▶ Supplied material:
══════════
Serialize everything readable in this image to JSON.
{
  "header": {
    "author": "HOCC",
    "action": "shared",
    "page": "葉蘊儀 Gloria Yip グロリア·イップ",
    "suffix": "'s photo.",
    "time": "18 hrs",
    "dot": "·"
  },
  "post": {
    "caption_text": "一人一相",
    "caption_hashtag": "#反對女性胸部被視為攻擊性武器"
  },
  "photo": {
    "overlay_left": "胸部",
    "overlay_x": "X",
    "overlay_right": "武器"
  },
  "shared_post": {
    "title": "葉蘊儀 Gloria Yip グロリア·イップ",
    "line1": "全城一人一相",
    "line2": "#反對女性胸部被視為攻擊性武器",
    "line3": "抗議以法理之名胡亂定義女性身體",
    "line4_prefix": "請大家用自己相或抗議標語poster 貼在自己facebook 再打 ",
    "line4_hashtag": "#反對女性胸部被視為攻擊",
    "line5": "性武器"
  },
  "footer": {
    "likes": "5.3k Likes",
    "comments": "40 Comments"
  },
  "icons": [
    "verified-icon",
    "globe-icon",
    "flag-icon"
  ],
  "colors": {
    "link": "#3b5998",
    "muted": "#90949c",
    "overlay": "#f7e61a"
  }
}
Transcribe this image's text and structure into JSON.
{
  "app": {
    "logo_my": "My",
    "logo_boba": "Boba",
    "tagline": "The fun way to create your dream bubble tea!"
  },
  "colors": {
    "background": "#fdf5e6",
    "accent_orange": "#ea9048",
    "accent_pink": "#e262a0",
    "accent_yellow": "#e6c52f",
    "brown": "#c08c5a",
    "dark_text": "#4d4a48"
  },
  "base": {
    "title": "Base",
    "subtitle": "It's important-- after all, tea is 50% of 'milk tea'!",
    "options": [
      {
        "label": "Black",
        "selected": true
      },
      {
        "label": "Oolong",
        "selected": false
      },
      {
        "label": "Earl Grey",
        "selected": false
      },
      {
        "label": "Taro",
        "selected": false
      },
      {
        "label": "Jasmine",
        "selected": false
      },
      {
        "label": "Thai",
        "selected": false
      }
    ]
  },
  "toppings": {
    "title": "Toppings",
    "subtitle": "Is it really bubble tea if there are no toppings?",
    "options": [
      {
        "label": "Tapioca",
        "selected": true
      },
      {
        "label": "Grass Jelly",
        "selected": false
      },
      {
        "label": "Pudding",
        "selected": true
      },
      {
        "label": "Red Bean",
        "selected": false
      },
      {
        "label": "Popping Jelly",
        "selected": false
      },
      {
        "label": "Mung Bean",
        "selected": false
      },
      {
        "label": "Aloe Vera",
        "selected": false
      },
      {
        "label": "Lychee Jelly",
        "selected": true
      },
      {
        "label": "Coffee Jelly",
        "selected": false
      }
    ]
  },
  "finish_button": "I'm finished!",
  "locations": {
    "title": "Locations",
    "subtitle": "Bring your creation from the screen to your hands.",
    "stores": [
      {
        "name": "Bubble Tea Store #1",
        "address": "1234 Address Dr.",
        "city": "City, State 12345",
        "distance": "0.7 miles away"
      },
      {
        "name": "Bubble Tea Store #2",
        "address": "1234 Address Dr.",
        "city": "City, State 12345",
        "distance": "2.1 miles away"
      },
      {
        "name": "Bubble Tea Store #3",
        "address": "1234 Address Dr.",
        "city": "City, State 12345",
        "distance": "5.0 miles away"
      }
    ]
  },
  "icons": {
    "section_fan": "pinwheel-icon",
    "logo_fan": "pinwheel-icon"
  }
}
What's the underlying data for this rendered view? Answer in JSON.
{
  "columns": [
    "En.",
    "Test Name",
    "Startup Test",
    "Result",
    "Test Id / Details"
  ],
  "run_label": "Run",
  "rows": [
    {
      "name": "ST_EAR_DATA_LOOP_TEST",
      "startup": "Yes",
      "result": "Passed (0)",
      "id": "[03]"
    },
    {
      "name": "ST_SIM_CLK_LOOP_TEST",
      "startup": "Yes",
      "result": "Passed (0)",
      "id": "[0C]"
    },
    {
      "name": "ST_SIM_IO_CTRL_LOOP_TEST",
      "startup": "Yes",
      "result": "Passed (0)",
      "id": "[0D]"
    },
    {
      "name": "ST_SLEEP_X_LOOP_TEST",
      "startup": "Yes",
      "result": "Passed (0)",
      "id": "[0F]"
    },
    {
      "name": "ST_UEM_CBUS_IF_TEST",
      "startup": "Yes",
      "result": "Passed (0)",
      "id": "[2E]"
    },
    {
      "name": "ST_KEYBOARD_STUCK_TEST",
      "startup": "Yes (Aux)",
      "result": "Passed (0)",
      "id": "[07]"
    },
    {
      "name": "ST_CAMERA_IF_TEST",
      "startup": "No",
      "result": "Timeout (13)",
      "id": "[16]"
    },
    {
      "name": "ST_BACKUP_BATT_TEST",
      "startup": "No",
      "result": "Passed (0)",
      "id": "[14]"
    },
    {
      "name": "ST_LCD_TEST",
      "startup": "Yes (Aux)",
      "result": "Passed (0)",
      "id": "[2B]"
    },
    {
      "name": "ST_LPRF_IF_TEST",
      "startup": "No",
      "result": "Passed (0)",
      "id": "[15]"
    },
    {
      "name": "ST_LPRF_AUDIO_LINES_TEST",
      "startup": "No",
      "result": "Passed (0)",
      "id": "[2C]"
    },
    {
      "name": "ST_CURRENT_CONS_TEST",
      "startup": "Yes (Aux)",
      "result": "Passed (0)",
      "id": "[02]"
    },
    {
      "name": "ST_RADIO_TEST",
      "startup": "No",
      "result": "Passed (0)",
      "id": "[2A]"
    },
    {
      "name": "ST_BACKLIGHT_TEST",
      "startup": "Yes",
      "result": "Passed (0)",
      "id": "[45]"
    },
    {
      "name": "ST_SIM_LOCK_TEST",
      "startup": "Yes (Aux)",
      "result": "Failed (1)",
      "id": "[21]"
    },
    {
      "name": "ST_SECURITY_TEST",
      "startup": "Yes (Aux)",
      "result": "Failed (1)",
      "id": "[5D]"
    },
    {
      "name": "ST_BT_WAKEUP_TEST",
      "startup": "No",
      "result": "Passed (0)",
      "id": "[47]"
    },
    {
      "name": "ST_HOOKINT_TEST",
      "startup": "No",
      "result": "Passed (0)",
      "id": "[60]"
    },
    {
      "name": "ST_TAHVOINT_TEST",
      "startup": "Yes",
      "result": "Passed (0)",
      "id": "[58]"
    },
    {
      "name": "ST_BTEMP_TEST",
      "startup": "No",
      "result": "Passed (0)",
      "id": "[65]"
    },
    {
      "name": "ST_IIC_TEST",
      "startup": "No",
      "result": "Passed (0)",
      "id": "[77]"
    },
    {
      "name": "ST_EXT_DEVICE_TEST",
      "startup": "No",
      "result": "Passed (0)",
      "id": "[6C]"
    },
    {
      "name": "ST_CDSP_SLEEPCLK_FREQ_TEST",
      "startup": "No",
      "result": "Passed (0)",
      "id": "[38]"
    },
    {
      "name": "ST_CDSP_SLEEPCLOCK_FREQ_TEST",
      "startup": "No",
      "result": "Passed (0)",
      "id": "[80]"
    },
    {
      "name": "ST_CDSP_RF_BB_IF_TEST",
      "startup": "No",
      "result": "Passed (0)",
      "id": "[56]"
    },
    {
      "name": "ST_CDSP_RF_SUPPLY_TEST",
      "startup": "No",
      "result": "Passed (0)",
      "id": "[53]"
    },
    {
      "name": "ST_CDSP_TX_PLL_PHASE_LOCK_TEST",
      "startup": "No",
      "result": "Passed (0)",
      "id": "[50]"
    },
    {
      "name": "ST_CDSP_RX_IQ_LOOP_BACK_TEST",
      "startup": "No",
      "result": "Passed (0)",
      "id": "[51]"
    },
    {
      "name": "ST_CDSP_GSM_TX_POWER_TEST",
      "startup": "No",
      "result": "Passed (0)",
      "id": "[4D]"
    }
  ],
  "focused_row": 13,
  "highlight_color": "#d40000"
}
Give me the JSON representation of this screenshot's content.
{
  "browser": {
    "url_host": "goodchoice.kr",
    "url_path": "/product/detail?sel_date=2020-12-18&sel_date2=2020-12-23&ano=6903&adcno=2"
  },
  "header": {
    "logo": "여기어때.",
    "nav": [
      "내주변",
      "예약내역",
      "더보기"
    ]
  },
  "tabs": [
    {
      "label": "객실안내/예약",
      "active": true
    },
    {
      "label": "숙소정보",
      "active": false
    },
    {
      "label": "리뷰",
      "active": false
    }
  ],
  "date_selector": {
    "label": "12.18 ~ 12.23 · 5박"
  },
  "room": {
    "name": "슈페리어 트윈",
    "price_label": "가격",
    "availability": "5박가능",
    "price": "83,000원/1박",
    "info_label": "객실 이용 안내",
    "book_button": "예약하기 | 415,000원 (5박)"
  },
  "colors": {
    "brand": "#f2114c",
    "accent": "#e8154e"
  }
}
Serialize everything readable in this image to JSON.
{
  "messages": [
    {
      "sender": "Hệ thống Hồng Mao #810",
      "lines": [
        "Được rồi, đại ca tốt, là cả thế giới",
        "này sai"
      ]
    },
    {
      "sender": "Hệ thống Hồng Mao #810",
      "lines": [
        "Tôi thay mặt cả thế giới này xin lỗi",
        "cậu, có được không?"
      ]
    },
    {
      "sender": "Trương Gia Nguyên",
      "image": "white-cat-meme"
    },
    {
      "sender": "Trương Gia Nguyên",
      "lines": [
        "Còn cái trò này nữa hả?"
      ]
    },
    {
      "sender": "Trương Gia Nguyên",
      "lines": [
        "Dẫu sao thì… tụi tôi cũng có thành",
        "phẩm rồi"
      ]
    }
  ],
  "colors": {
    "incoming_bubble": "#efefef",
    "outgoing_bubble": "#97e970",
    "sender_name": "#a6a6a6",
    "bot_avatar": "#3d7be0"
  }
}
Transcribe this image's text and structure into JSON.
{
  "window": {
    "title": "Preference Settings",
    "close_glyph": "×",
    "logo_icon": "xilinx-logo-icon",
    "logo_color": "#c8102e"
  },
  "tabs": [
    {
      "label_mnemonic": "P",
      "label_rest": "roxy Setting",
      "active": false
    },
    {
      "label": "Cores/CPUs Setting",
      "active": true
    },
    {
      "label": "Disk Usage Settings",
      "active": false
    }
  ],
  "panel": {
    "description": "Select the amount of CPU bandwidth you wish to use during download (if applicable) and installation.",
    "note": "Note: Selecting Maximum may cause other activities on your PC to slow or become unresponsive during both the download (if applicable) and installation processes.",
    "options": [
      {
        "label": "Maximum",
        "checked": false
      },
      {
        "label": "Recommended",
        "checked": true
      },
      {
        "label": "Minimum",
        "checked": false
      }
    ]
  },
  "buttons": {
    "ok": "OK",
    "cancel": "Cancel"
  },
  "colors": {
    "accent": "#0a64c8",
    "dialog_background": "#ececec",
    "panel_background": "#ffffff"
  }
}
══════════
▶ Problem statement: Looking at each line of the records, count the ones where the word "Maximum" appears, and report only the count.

▶ Result: 2